Associated Press | 11/4/2009, 6:41 a.m.
Nation of Islam leader Minister Louis Farrakhan addresses members of the 20th Navajo Nation Council in this July...
Nation of Islam leader Minister Louis Farrakhan addresses members of the 20th Navajo Nation Council in this July 2006 file photo. Farrakhan deemed an open-to-the-public event held at the Nation’s Chicago-based headquarters on Sunday a “new beginning” for the group, which has long been largely closed to outsiders. AP file

“The vast majority of African American Muslims are using the religion to strengthen their spirituality,” said Mamiya, who has interviewed many black Muslim leaders and congregants.
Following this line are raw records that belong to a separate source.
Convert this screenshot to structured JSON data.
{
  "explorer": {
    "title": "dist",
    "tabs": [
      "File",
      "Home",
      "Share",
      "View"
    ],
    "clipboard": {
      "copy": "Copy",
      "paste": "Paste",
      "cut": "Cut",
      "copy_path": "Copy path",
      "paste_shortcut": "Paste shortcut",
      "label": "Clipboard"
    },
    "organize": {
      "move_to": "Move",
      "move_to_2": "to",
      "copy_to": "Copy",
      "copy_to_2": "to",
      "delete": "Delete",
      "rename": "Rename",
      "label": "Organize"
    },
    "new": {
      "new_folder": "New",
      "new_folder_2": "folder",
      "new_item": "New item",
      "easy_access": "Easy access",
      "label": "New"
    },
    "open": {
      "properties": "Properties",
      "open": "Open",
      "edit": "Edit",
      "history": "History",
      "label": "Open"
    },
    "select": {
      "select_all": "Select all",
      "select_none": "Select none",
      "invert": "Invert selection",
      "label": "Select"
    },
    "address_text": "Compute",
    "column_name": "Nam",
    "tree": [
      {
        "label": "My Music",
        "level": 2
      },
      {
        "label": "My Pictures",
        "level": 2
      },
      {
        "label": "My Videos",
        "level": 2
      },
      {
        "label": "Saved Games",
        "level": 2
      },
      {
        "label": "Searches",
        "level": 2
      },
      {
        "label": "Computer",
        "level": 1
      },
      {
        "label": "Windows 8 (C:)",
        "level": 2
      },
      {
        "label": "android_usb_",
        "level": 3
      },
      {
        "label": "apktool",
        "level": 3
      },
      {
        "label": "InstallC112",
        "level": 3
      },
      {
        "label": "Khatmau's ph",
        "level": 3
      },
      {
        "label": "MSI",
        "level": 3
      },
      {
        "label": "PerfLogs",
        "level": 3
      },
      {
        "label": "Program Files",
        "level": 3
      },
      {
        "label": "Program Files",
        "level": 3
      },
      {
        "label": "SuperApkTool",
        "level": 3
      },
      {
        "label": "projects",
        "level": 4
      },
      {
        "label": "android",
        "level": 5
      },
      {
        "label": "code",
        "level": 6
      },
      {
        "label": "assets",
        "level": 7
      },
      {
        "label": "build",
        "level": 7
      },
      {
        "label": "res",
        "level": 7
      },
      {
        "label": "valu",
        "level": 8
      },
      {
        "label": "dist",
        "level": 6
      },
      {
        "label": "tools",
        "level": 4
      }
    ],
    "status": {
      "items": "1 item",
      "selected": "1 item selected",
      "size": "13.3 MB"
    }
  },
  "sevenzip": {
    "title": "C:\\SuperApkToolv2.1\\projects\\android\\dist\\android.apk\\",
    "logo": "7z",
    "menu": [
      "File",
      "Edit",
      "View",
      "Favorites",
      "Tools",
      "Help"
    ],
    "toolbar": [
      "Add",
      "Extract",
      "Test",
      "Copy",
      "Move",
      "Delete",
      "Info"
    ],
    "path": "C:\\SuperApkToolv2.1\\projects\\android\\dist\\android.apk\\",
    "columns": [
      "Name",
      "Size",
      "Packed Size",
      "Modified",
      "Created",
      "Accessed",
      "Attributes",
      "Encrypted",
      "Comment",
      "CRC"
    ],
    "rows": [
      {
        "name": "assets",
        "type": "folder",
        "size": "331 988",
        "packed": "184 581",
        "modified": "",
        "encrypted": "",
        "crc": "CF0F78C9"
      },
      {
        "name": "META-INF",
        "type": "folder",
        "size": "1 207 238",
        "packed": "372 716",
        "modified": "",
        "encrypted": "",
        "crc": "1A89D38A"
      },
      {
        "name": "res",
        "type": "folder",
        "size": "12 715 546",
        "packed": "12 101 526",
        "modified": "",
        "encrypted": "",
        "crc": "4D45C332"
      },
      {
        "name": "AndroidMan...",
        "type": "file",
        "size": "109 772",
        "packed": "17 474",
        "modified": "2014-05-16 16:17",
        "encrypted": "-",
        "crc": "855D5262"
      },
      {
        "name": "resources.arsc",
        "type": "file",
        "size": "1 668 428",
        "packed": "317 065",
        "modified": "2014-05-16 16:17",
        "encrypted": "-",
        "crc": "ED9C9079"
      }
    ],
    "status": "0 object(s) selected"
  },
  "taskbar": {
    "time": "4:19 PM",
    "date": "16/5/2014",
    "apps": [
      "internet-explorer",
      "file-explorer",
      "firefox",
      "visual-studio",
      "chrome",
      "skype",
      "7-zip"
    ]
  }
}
He said the number of black Muslims is growing, but not as fast as before the 9/11 terrorist attacks.

Few white Americans convert to Islam “because the tendency is to view Islam as foreign,” he said. “For African Americans, it’s part of their African heritage. There’s a long tradition (in Africa). … It moves them away from the Christianity they saw as a slave religion, as the religion that legitimized their slavery.”

Margari Hill was a California teenager seeking an antidote for nihilism and widespread disrespect of black women when she found Islam in 1993. A few years ago she began covering her hair with a hijab, or head scarf.

“I wanted to be thinking about humility and modesty,” said Hill, a 34-year-old teacher in Philadelphia. “I decided it would help me be a better Muslim and a better person.”

She also is attracted to Islam’s family values and the egalitarian message embodied by the prophet Muhammad’s “last sermon,” which according to Muslim scriptures says that no Arab, white or black person is superior or inferior to members of another race.

Hill’s husband, Marc Manley, said that many blacks who have struggled with crime, drugs or alcohol are drawn to Islam’s regimented lifestyle, which includes prayers five times a day.

“Especially in the urban context, it provides a vehicle for African Americans to deal with those ills,” he said. “It provides a buffer or a barrier.”

At the Quba Institute in Philadelphia, a black Sunni mosque, the worshippers are a mix of blue-collar workers, young college graduates, professors, law enforcement officers, and “regular people who are just trying to worship God and live a decent life,” said the imam, Anwar Muhaimin.

Muhaimin was born into a Muslim family after his parents embraced Islam in the 1950s. He grew up in Saudi Arabia, “but was very clear from a young age that I was and am an American citizen.”

“America is my country, I love the United States,” he said. “I don’t agree with everything our politicians do in our name, but that doesn’t mean I’m not a citizen of this country.”

(Associated Press)